*Data extract*
________________________

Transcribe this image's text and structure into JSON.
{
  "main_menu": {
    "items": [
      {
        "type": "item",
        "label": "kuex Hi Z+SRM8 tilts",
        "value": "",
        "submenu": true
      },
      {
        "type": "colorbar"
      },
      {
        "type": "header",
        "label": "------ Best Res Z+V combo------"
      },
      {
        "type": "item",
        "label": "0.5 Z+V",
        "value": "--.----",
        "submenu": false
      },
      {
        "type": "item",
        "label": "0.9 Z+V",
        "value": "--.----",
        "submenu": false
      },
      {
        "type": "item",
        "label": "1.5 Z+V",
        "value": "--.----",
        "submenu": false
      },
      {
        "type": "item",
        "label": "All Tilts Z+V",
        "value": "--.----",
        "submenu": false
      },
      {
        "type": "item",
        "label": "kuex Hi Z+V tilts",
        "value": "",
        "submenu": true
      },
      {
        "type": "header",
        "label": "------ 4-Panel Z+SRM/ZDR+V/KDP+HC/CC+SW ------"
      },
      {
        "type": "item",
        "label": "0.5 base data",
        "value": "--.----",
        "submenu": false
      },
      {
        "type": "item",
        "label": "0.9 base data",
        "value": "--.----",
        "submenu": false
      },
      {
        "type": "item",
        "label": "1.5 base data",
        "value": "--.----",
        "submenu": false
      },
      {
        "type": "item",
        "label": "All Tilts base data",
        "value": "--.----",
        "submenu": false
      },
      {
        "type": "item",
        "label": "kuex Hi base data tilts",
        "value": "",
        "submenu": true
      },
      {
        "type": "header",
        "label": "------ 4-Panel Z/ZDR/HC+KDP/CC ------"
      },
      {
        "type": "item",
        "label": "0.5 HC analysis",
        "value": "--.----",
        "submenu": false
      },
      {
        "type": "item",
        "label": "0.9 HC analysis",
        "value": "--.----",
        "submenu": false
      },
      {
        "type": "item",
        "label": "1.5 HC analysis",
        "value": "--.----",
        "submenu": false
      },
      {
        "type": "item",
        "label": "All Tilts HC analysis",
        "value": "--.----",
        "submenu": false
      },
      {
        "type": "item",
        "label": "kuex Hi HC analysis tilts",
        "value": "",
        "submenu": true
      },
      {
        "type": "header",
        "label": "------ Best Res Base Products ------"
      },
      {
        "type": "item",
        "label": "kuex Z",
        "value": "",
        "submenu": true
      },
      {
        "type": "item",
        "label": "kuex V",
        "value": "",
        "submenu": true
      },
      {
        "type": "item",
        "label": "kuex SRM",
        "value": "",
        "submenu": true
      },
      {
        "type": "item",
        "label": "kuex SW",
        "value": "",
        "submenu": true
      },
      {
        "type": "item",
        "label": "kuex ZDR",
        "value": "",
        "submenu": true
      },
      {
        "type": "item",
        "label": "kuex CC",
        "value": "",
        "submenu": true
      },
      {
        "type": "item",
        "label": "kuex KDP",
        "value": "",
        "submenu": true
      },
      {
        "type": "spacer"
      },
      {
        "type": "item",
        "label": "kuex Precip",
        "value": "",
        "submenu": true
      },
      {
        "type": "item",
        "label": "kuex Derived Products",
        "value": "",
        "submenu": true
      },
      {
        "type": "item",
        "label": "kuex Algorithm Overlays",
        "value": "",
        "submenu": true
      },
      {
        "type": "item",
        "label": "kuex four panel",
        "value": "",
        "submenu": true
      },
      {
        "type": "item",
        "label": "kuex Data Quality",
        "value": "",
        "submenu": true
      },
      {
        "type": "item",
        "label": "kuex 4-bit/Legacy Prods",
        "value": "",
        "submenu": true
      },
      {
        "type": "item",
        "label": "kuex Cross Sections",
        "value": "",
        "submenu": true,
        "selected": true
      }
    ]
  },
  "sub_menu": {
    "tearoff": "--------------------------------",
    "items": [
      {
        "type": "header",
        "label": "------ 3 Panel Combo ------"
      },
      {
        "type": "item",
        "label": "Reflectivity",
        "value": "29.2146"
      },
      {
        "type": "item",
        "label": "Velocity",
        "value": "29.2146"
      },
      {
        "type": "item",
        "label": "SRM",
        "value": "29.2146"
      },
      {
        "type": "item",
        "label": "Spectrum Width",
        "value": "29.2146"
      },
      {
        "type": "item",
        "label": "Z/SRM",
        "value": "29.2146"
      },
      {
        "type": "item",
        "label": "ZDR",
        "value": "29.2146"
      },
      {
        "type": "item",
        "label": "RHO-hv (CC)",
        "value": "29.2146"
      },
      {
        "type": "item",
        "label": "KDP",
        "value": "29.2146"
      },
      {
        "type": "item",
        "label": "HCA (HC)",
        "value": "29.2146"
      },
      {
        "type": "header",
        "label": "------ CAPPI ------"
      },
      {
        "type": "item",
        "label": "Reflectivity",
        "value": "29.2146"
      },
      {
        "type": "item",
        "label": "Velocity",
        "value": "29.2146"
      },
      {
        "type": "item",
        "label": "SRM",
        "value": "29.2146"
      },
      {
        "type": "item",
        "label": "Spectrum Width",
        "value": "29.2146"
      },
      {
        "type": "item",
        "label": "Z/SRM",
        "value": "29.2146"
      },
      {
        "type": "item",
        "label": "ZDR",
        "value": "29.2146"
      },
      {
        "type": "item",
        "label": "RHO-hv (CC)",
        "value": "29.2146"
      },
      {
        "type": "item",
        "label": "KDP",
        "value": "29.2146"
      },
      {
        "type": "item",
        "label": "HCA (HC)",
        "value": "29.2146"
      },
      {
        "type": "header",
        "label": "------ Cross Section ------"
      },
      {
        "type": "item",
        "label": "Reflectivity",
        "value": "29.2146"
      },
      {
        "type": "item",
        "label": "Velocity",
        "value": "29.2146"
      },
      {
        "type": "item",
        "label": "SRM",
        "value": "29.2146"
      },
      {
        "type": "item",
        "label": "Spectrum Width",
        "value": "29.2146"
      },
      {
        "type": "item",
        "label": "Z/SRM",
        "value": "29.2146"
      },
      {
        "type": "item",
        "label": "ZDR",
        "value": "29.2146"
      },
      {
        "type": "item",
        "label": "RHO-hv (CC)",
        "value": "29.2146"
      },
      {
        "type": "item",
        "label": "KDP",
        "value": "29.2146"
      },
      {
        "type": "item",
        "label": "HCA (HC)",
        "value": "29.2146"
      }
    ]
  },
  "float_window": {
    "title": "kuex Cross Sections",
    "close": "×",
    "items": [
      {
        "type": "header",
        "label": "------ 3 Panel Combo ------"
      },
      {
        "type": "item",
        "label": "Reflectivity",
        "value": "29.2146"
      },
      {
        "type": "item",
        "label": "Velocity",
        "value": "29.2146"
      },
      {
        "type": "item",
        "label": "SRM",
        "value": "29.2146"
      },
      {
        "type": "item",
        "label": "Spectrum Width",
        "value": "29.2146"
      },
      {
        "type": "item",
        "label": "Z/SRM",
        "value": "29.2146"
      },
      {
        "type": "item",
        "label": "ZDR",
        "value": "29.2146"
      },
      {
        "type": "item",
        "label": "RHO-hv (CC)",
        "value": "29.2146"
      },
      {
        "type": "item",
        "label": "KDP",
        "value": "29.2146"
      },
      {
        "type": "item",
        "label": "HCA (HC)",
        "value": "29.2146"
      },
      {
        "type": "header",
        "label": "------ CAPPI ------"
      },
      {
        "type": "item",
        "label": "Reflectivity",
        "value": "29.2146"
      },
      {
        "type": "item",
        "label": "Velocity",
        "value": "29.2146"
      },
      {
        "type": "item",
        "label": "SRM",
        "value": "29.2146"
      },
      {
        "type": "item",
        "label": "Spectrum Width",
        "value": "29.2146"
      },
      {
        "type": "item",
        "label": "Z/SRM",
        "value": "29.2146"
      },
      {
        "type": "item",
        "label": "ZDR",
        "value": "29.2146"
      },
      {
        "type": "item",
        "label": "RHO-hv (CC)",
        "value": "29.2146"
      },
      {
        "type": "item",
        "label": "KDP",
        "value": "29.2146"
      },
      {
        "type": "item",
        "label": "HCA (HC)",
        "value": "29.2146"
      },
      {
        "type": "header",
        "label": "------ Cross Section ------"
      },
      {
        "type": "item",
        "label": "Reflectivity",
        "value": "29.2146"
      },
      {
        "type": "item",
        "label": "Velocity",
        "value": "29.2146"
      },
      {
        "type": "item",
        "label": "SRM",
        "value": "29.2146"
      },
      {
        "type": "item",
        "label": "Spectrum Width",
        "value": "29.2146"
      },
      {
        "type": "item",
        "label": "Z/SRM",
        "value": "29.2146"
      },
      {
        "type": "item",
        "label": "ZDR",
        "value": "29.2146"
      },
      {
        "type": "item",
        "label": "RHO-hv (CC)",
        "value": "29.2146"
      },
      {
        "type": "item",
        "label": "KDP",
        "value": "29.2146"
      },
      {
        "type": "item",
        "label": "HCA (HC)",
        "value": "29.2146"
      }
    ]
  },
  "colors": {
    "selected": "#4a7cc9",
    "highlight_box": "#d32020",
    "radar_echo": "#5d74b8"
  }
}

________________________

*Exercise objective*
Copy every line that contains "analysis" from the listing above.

*Output below*
        "label": "0.5 HC analysis",
        "label": "0.9 HC analysis",
        "label": "1.5 HC analysis",
        "label": "All Tilts HC analysis",
        "label": "kuex Hi HC analysis tilts",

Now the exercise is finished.